▶ YOUR INSTRUCTIONS
The expected response is a copy of every line in the entries below that includes the word "삼성바이오로직스".

▶ RECORDS TO USE

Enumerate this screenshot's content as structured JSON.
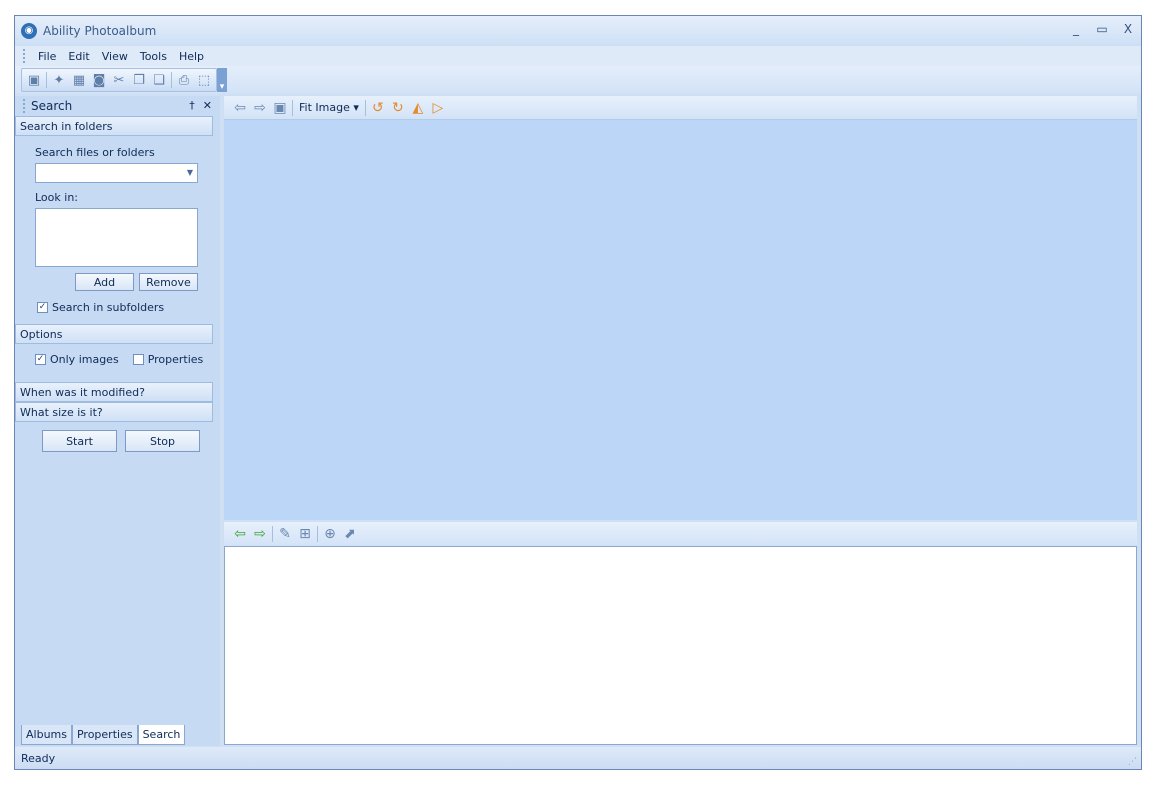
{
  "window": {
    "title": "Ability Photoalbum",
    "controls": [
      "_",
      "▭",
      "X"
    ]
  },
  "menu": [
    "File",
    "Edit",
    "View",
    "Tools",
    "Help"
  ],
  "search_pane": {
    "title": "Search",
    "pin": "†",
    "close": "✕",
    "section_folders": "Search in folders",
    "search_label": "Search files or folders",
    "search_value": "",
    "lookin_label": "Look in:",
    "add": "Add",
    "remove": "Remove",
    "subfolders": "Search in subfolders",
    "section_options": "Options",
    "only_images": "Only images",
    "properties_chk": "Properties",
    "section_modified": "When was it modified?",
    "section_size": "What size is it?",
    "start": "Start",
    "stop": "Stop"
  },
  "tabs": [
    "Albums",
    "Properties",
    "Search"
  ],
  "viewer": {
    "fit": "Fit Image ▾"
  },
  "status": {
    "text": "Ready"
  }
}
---
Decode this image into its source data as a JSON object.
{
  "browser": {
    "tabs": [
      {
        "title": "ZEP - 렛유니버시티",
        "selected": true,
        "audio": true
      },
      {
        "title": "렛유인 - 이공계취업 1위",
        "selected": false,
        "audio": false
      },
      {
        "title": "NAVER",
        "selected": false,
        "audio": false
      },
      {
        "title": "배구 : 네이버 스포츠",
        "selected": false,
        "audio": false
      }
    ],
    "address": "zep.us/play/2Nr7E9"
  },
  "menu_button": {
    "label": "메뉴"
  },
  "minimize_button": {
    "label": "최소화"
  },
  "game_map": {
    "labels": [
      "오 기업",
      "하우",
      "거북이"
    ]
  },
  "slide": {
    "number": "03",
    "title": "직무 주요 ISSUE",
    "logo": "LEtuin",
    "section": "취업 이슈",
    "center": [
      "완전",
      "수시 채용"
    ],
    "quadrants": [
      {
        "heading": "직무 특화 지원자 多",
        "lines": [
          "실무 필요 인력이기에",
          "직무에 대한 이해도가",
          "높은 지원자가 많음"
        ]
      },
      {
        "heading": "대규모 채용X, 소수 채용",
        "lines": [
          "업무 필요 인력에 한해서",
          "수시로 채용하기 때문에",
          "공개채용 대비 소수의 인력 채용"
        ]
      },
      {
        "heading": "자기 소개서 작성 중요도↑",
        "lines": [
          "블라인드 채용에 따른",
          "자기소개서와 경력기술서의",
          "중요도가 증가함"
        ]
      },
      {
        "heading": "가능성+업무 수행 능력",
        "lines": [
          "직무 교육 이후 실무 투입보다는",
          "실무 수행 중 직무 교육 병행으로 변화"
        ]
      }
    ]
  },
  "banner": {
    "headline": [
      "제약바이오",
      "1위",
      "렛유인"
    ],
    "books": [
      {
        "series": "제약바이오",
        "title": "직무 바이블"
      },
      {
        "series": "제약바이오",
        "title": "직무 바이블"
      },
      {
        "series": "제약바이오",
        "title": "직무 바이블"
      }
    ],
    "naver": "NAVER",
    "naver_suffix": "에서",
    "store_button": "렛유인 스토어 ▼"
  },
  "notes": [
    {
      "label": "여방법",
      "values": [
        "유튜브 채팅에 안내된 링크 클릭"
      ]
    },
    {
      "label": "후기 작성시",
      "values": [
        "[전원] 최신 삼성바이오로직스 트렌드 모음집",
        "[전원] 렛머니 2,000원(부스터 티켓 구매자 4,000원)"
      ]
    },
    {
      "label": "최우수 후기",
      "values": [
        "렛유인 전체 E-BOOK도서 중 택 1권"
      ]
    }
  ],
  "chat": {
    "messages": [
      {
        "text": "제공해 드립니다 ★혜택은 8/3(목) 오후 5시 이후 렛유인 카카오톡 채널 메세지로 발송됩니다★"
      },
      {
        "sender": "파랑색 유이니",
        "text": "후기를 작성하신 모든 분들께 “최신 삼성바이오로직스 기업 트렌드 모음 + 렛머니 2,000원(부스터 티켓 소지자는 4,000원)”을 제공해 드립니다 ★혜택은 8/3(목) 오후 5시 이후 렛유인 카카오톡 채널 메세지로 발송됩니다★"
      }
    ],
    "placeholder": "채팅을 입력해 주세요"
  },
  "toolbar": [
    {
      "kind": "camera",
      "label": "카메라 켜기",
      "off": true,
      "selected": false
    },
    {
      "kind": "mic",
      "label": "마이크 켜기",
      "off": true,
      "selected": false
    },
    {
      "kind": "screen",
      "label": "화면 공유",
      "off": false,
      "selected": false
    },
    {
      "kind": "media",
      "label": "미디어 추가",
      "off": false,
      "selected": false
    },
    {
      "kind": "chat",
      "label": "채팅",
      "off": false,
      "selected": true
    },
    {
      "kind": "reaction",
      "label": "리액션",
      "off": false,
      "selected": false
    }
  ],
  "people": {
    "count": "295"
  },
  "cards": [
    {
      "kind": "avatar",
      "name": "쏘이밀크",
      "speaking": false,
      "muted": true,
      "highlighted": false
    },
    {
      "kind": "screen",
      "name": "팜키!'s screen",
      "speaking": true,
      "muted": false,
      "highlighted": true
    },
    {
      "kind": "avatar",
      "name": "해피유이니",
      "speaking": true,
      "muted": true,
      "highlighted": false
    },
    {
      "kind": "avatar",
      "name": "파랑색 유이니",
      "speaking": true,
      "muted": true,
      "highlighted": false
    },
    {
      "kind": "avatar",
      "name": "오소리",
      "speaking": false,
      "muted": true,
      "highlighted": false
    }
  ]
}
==
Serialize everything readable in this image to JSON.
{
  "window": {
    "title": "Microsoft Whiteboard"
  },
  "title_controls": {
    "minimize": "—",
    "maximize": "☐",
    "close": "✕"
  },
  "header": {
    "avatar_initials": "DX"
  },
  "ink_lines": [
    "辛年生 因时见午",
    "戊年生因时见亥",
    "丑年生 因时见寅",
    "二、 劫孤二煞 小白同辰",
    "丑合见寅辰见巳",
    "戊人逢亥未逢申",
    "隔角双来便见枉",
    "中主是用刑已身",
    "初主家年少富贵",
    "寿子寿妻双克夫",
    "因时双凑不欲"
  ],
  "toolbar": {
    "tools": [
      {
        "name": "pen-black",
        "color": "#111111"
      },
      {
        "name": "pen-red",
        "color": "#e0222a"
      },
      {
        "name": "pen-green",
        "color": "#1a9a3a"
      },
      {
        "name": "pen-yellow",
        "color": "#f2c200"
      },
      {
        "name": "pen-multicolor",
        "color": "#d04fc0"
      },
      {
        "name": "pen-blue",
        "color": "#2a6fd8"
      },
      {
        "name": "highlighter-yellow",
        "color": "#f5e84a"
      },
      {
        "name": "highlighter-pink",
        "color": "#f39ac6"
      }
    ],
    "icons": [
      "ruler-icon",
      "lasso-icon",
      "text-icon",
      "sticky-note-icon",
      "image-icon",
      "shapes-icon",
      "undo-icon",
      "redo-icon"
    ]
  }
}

▶ COMPLETED EXERCISE
        "[전원] 최신 삼성바이오로직스 트렌드 모음집",
        "text": "후기를 작성하신 모든 분들께 “최신 삼성바이오로직스 기업 트렌드 모음 + 렛머니 2,000원(부스터 티켓 소지자는 4,000원)”을 제공해 드립니다 ★혜택은 8/3(목) 오후 5시 이후 렛유인 카카오톡 채널 메세지로 발송됩니다★"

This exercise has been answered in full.